Annastacia Palaszczuk will be returned as Queensland Premier with her government likely to win up to 48 seats, giving it a slim majority, ABC election analyst Antony Green says.
He said he was certain Labor would have at least 46 seats, with the ABC election computer predicting they would win one or two more, clearing the 47 needed to govern with a majority.
The LNP is predicted to win 39 or 40 seats.
One Nation and the Greens are predicted to win one seat each, Katter’s Australia Party two, and one independent.
Palaszczuk confident ‘of a Labor majority’
Ms Palaszczuk said she was confident she would secure a majority.
Ms Palaszczuk, who joined likely new Labor MPs in a Brisbane park, said she would be “back to work” on Monday, but it was too early to talk about a ministry.
“As soon as every vote is counted, then I will be talking to my colleagues about the future ministry,” she said.
She refused to say whether her promise not to do deals with any crossbenchers would stand, if she falls one seat short.
“I’m not even thinking about that … I am confident of a Labor majority,” she said.
There were swings against both major parties, and Ms Palaszczuk said she would work to engage better with Queenslanders.
“I’ll be talking with my colleagues about how we can better talk to Queenslanders about the things that we do, and the things that matter to them,” she said.
Ms Palaszczuk said she would make an effort to work with people who voted One Nation.
“It is now my job to work with people who feel somehow separated from the normal hussle and bussle of politics,” she said.
Green said on his numbers it looked like the Palaszczuk government would get a majority.
“But even if she falls a seat short, she doesn’t have to do any deals,” Green said.
“She can leave it to the Parliament to vote her out, because it would be unlikely that all the crossbench would vote against them at once.
“It is a fixed-term Parliament — the government can’t just resign and walk out of office and leave someone else to form government — they can’t do that, so somebody will form government.
“So it is very hard to see how anyone other than Annastacia Palaszczuk can form government in the new Parliament.
“They have a certain 46, and they only need one more vote and at the moment we are giving them another two seats on a prediction.”
Minor parties performed well: Green
He said the Greens had done well in inner-Brisbane.
“They are strongly in the running to pick up the Liberal seat of Maiwar from Scott Emerson — a frontbencher,” Green said.

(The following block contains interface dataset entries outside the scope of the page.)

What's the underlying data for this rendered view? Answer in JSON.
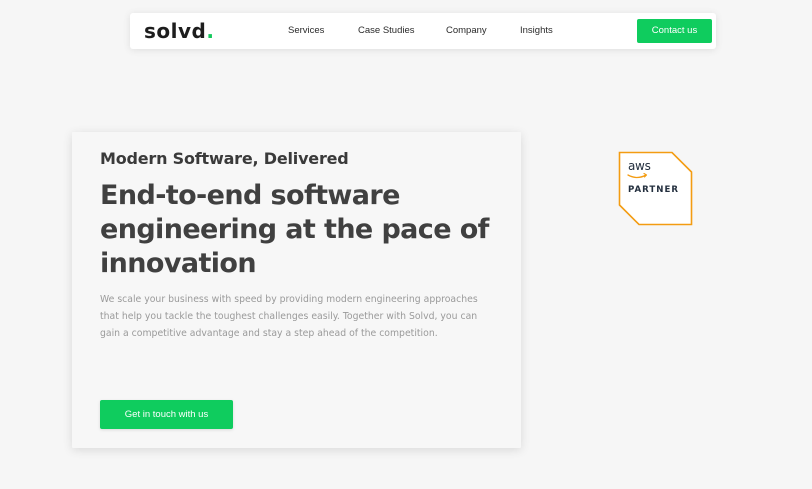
{
  "nav": {
    "logo_text": "solvd",
    "logo_dot": ".",
    "links": [
      "Services",
      "Case Studies",
      "Company",
      "Insights"
    ],
    "contact_label": "Contact us"
  },
  "hero": {
    "eyebrow": "Modern Software, Delivered",
    "title": "End-to-end software engineering at the pace of innovation",
    "description": "We scale your business with speed by providing modern engineering approaches that help you tackle the toughest challenges easily. Together with Solvd, you can gain a competitive advantage and stay a step ahead of the competition.",
    "cta_label": "Get in touch with us"
  },
  "badge": {
    "aws_text": "aws",
    "partner_text": "PARTNER"
  },
  "colors": {
    "accent": "#0fcc5e",
    "page_background": "#f6f6f6",
    "badge_orange": "#f39c12",
    "aws_navy": "#232f3e"
  },
  "icons": [
    "aws-smile-icon",
    "aws-partner-badge-icon"
  ]
}
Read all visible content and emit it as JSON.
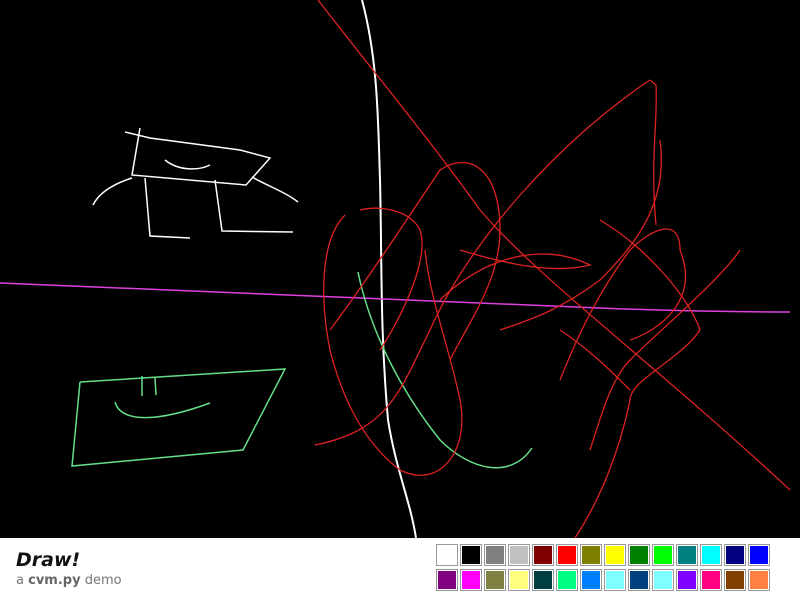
{
  "app": {
    "title": "Draw!",
    "subtitle_prefix": "a",
    "subtitle_brand": "cvm.py",
    "subtitle_suffix": "demo"
  },
  "canvas": {
    "background": "#000000"
  },
  "palette": {
    "row1": [
      "#FFFFFF",
      "#000000",
      "#808080",
      "#C0C0C0",
      "#800000",
      "#FF0000",
      "#808000",
      "#FFFF00",
      "#008000",
      "#00FF00",
      "#008080",
      "#00FFFF",
      "#000080",
      "#0000FF"
    ],
    "row2": [
      "#800080",
      "#FF00FF",
      "#808040",
      "#FFFF80",
      "#004040",
      "#00FF80",
      "#0080FF",
      "#80FFFF",
      "#004080",
      "#80FFFF",
      "#8000FF",
      "#FF0080",
      "#804000",
      "#FF8040"
    ]
  }
}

“It is unclear whether Labor or the Greens will win it, but certainly the LNP won’t win that seat.
“[The Greens have] equalled Labor’s vote in South Brisbane, but been defeated by the LNP preferencing Labor first.
“They’ve also performed well in McConnell.”

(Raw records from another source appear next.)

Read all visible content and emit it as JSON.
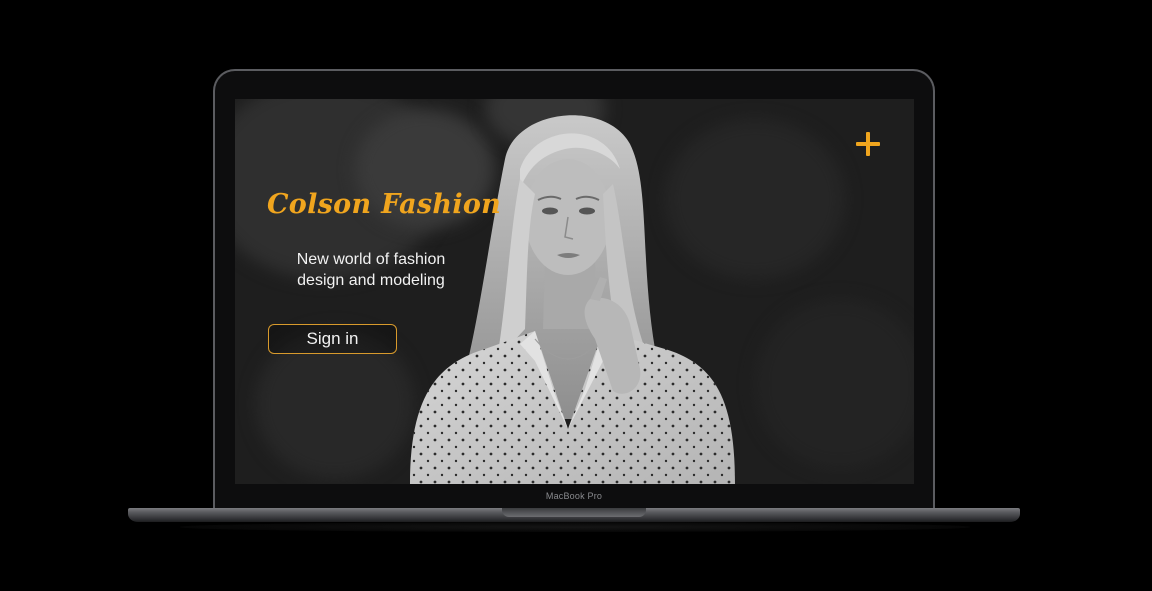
{
  "device": {
    "label": "MacBook Pro"
  },
  "hero": {
    "brand": "Colson Fashion",
    "tagline": "New world of fashion design and modeling",
    "signin_label": "Sign in",
    "add_icon": "plus-icon"
  },
  "colors": {
    "accent": "#f0a51e",
    "text": "#f2f2f2",
    "background": "#1e1e1e"
  }
}
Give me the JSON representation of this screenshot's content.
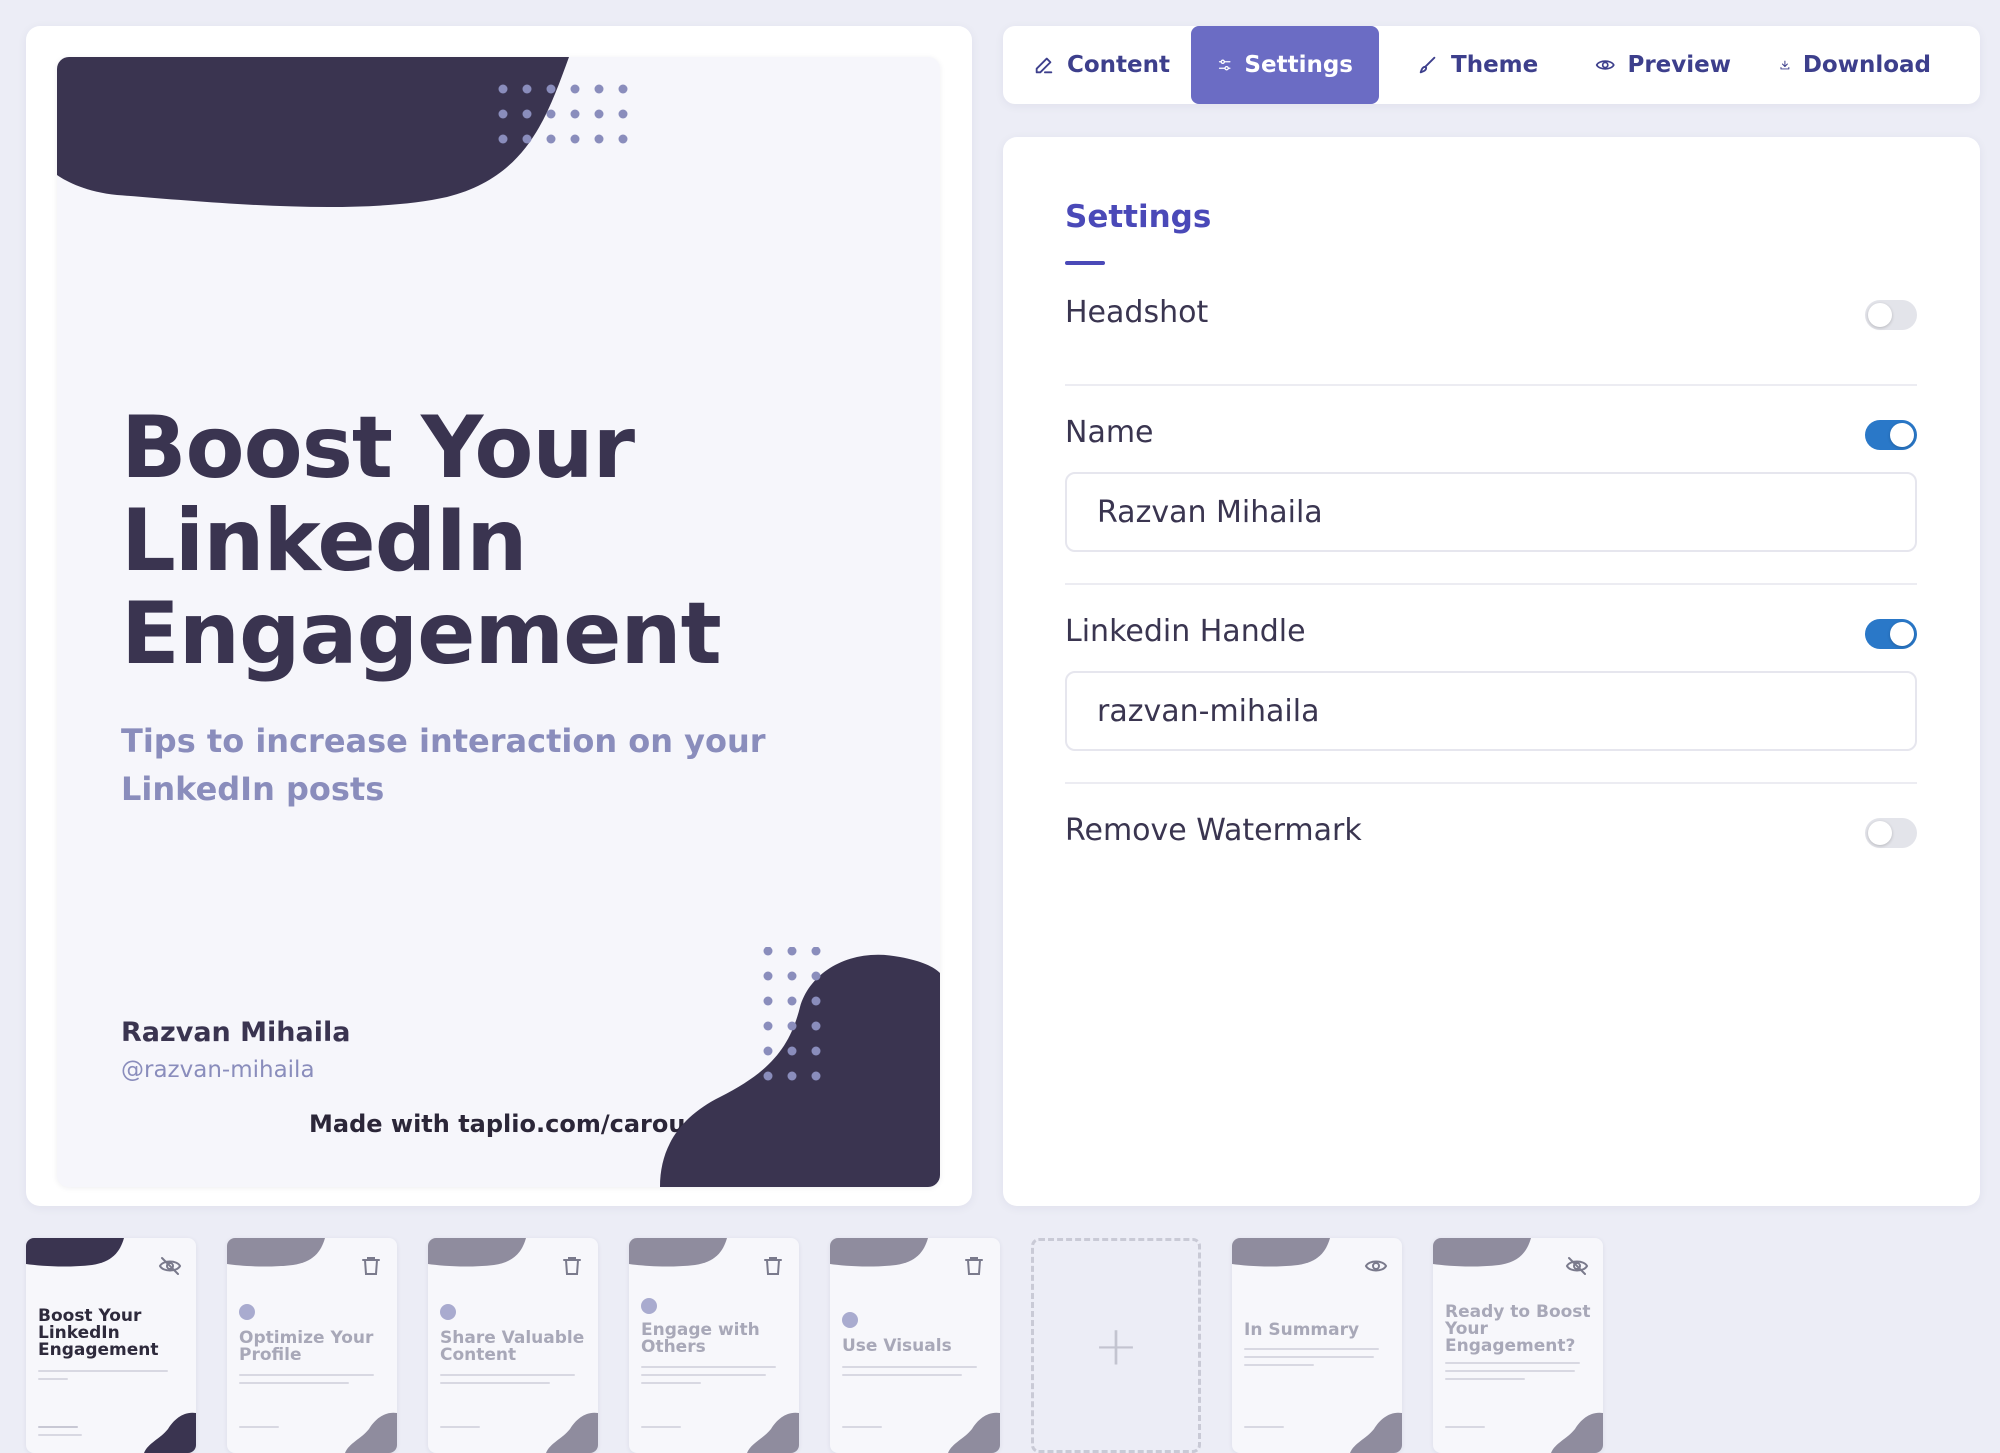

Green said although One Nation had done well, it was not well enough to win many seats.
“There is a strong likelihood they could win the northern mining seat of Mirani — that’s the only one,” he said.
“The only other seats where they have done very well, the LNP has been re-elected on Labor preferences.”
Nicholls not talking leadership
Opposition Leader Tim Nicholls and Deputy Deb Frecklington have had coffee with supporters in Hendra.
“It’s now in the hands of the scrutineers and the votes have been cast and we just wait for them to be counted and we’ll see what happens and what the outcome of the people of Queensland is,” he said.
Mr Nicholls was asked if he was expecting a leadership spill.
“Oh I’m not going to talk about any of those sort of things today,” he said.
“We’re going to celebrate a great campaign that had a positive message, that was talking about a future of hope and optimism for Queenslanders.
“I think that’s the future that Queenslanders want and deserve and that’s the future that the LNP will always work for.”
Prime Minister Malcolm Turnbull said he had spoken to Mr Nicholls and Ms Frecklington, who he said had run a good campaign in a tough environment.
“The election was fought overwhelmingly on state issues, and one thing that we know from Australian politics is that Australians are very smart in the way they go about voting,” he said.
“They know the difference between state and federal elections, they know the difference between state and federal issues.”
Labor state secretary Evan Moorhead said only Labor could form a majority government.
“Of the remaining 13 seats in doubt, we need to win four seats for a Labor majority,” he said.
“We are leading in six of these seats and very close in five further seats.
Mr Moorhead said Labor succeeded in keeping One Nation from the balance of power.
“Our principled decision to put One Nation last has rescued the LNP in regional Queensland, where their vote collapsed,” he said.